[Data records]
§ §

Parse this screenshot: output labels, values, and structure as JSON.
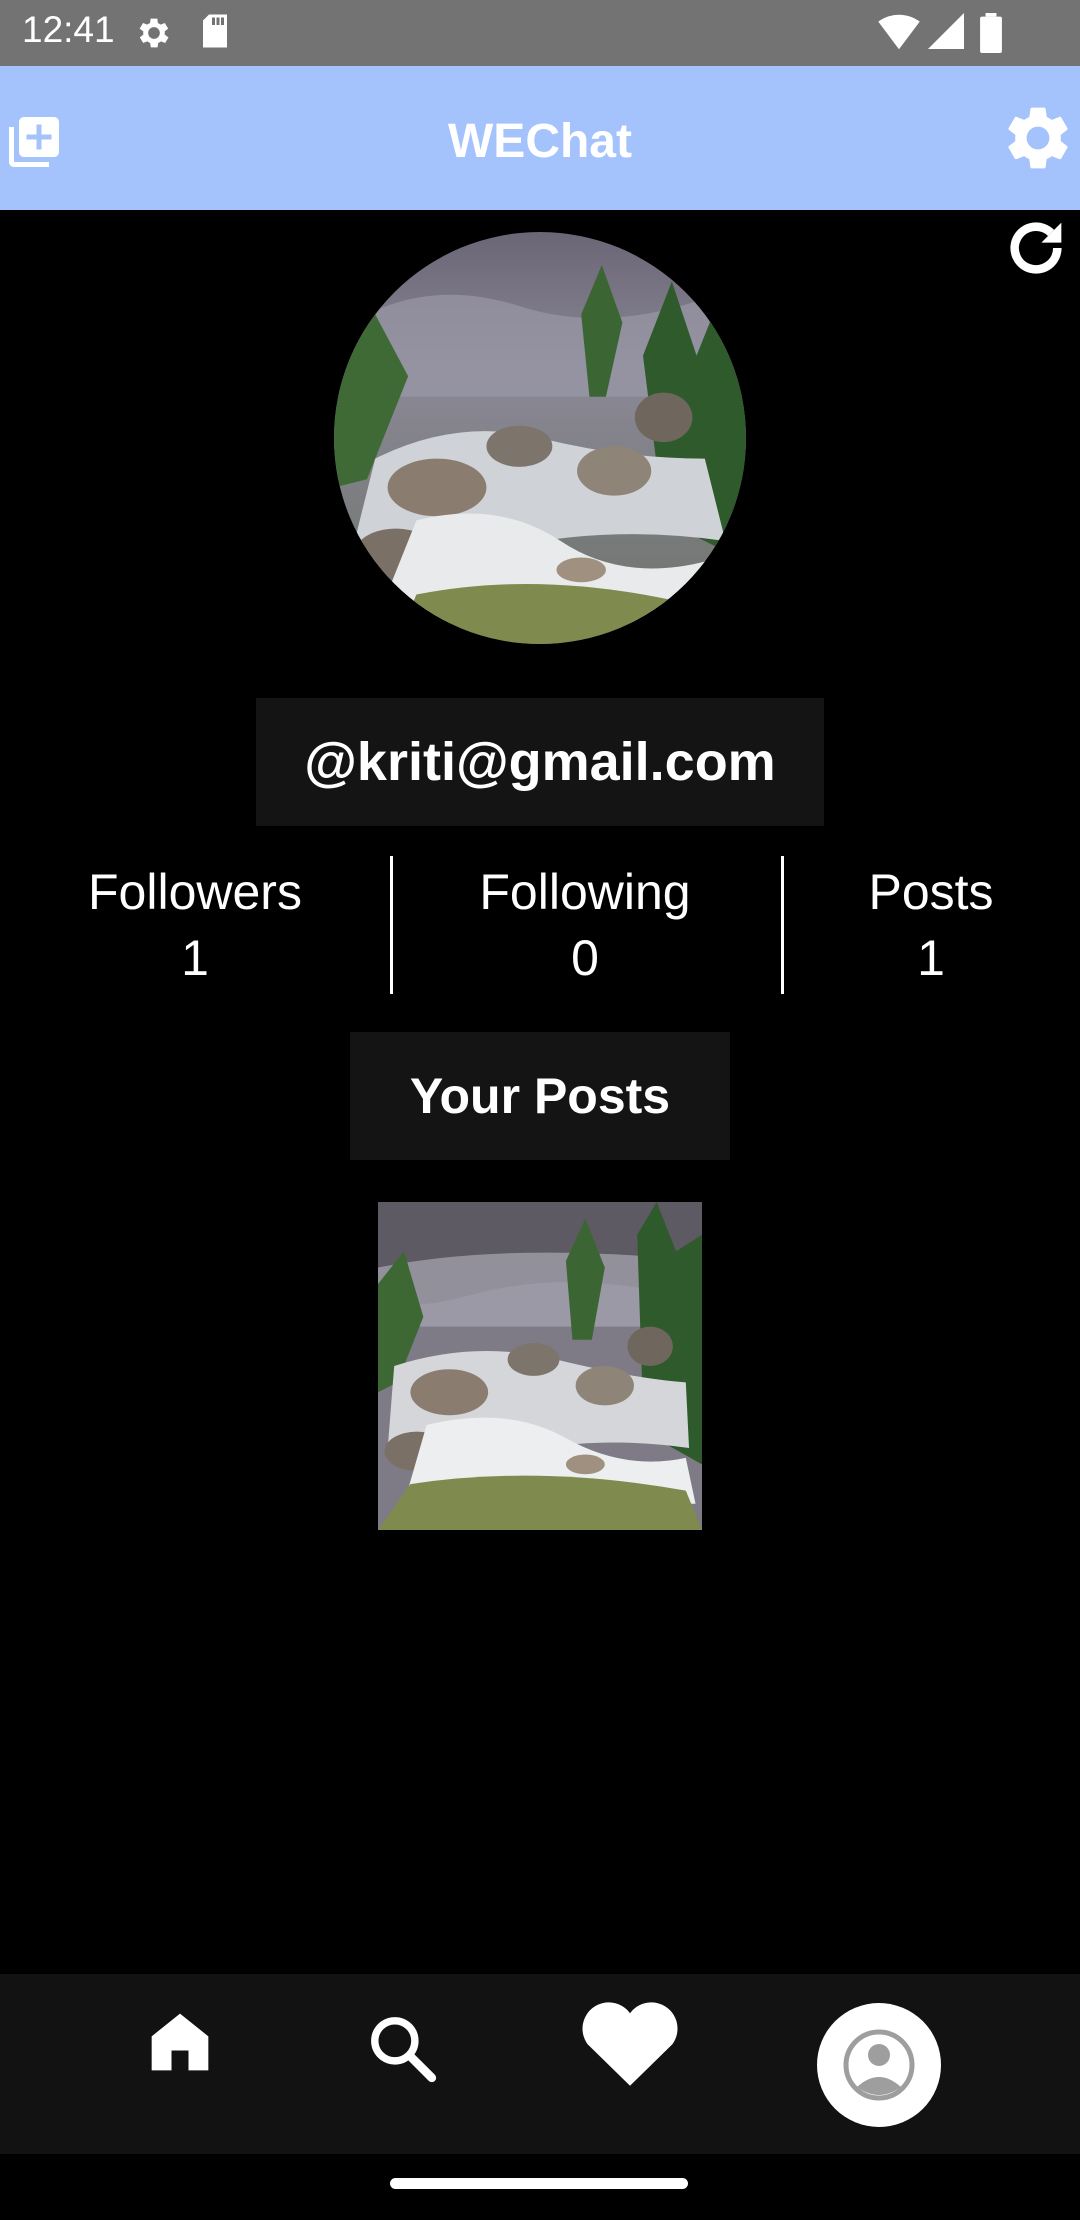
{
  "status_bar": {
    "time": "12:41",
    "icons": [
      "settings-status-icon",
      "sd-card-icon",
      "wifi-icon",
      "signal-icon",
      "battery-icon"
    ]
  },
  "app_bar": {
    "title": "WEChat",
    "left_icon": "add-post-icon",
    "right_icon": "gear-icon",
    "background": "#a4c2fb"
  },
  "profile": {
    "refresh_icon": "refresh-icon",
    "avatar_icon": "avatar-image",
    "email": "@kriti@gmail.com"
  },
  "stats": [
    {
      "label": "Followers",
      "value": "1"
    },
    {
      "label": "Following",
      "value": "0"
    },
    {
      "label": "Posts",
      "value": "1"
    }
  ],
  "posts_section": {
    "title": "Your Posts"
  },
  "bottom_nav": {
    "items": [
      "home-icon",
      "search-icon",
      "heart-icon",
      "profile-icon"
    ],
    "active": "profile-icon"
  }
}
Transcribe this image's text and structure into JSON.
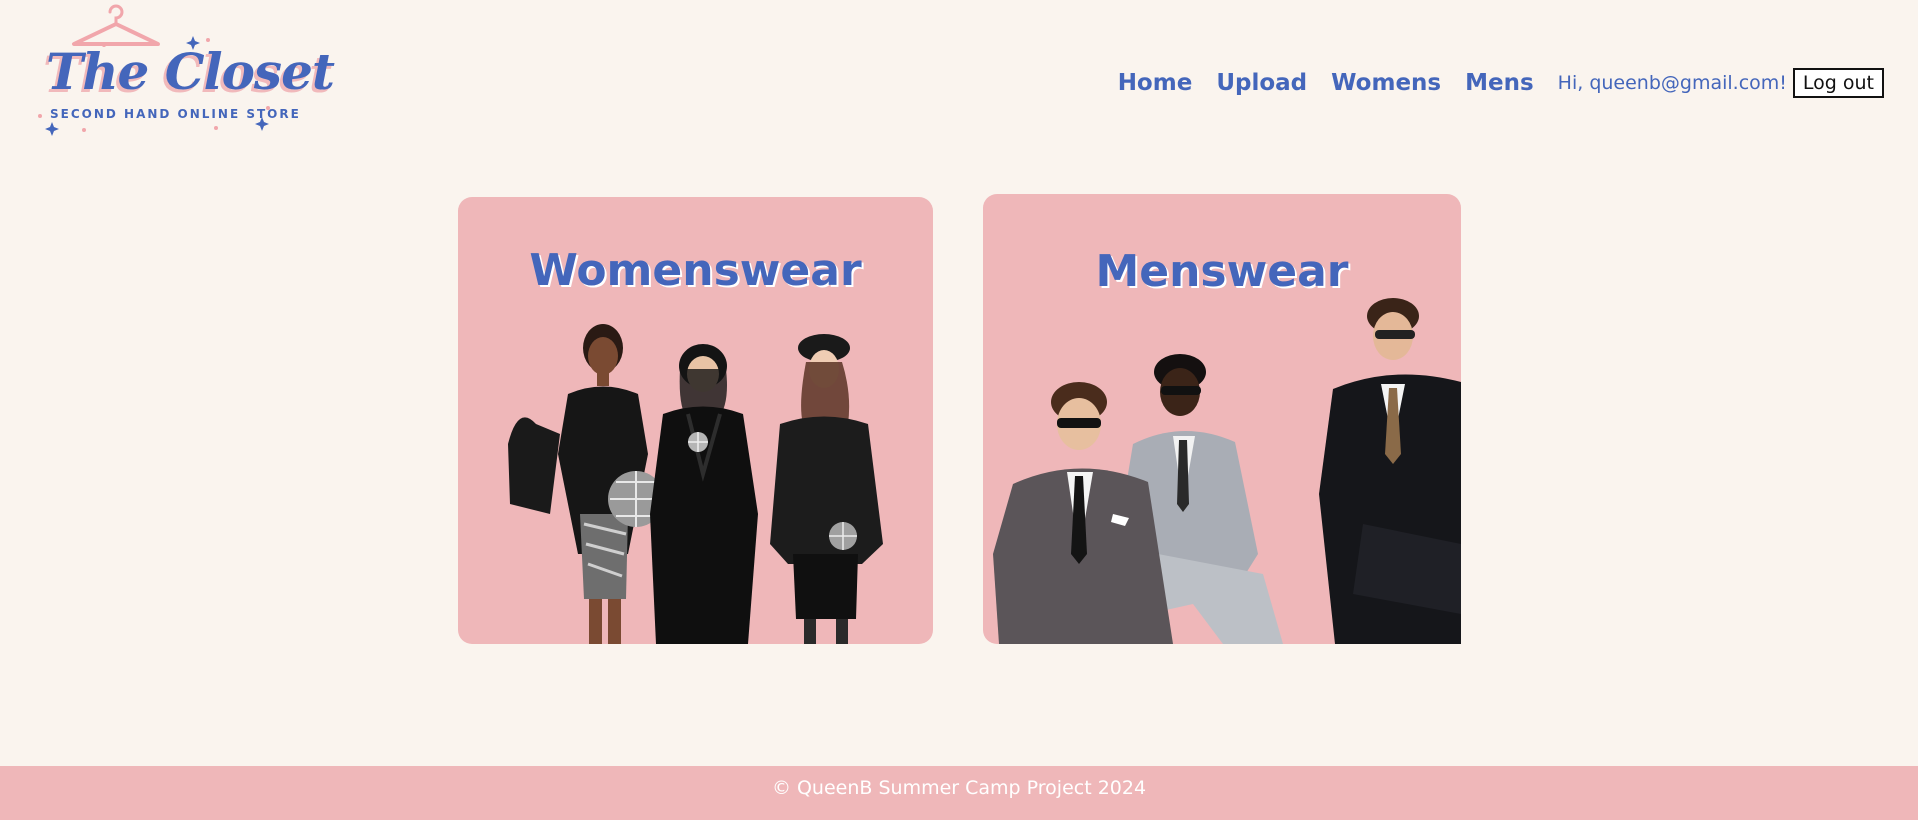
{
  "brand": {
    "title": "The Closet",
    "subtitle": "SECOND HAND ONLINE STORE",
    "icon": "hanger-icon"
  },
  "nav": {
    "home": "Home",
    "upload": "Upload",
    "womens": "Womens",
    "mens": "Mens",
    "greeting": "Hi, queenb@gmail.com!",
    "logout": "Log out"
  },
  "cards": {
    "womens": {
      "title": "Womenswear"
    },
    "mens": {
      "title": "Menswear"
    }
  },
  "footer": {
    "text": "© QueenB Summer Camp Project 2024"
  },
  "colors": {
    "background": "#faf4ee",
    "accent_blue": "#4466bb",
    "pink": "#efb7b9"
  }
}
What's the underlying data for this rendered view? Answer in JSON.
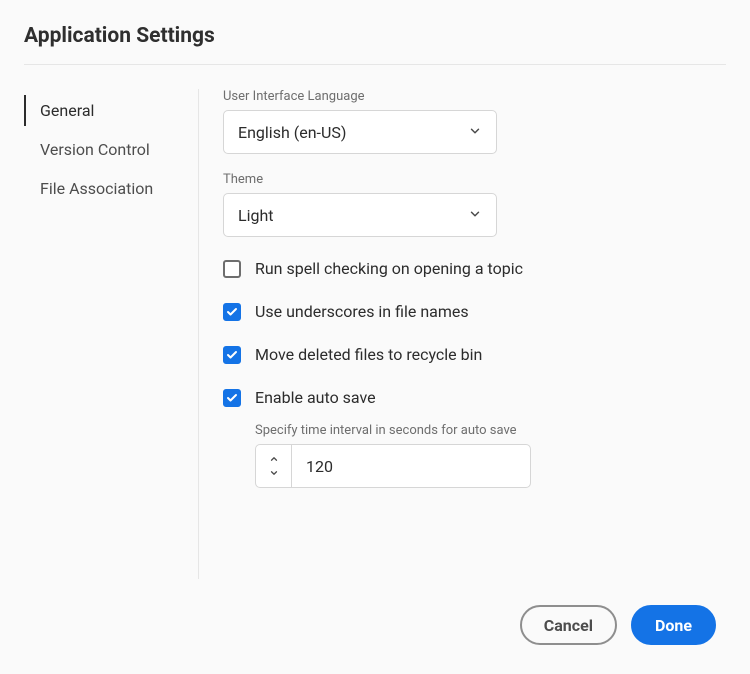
{
  "title": "Application Settings",
  "sidebar": {
    "items": [
      {
        "label": "General",
        "active": true
      },
      {
        "label": "Version Control",
        "active": false
      },
      {
        "label": "File Association",
        "active": false
      }
    ]
  },
  "fields": {
    "language": {
      "label": "User Interface Language",
      "value": "English (en-US)"
    },
    "theme": {
      "label": "Theme",
      "value": "Light"
    }
  },
  "checkboxes": {
    "spellcheck": {
      "label": "Run spell checking on opening a topic",
      "checked": false
    },
    "underscores": {
      "label": "Use underscores in file names",
      "checked": true
    },
    "recycle": {
      "label": "Move deleted files to recycle bin",
      "checked": true
    },
    "autosave": {
      "label": "Enable auto save",
      "checked": true
    }
  },
  "autosave_interval": {
    "label": "Specify time interval in seconds for auto save",
    "value": "120"
  },
  "footer": {
    "cancel": "Cancel",
    "done": "Done"
  }
}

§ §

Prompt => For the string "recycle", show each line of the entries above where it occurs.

Solution =>
    "recycle": {
      "label": "Move deleted files to recycle bin",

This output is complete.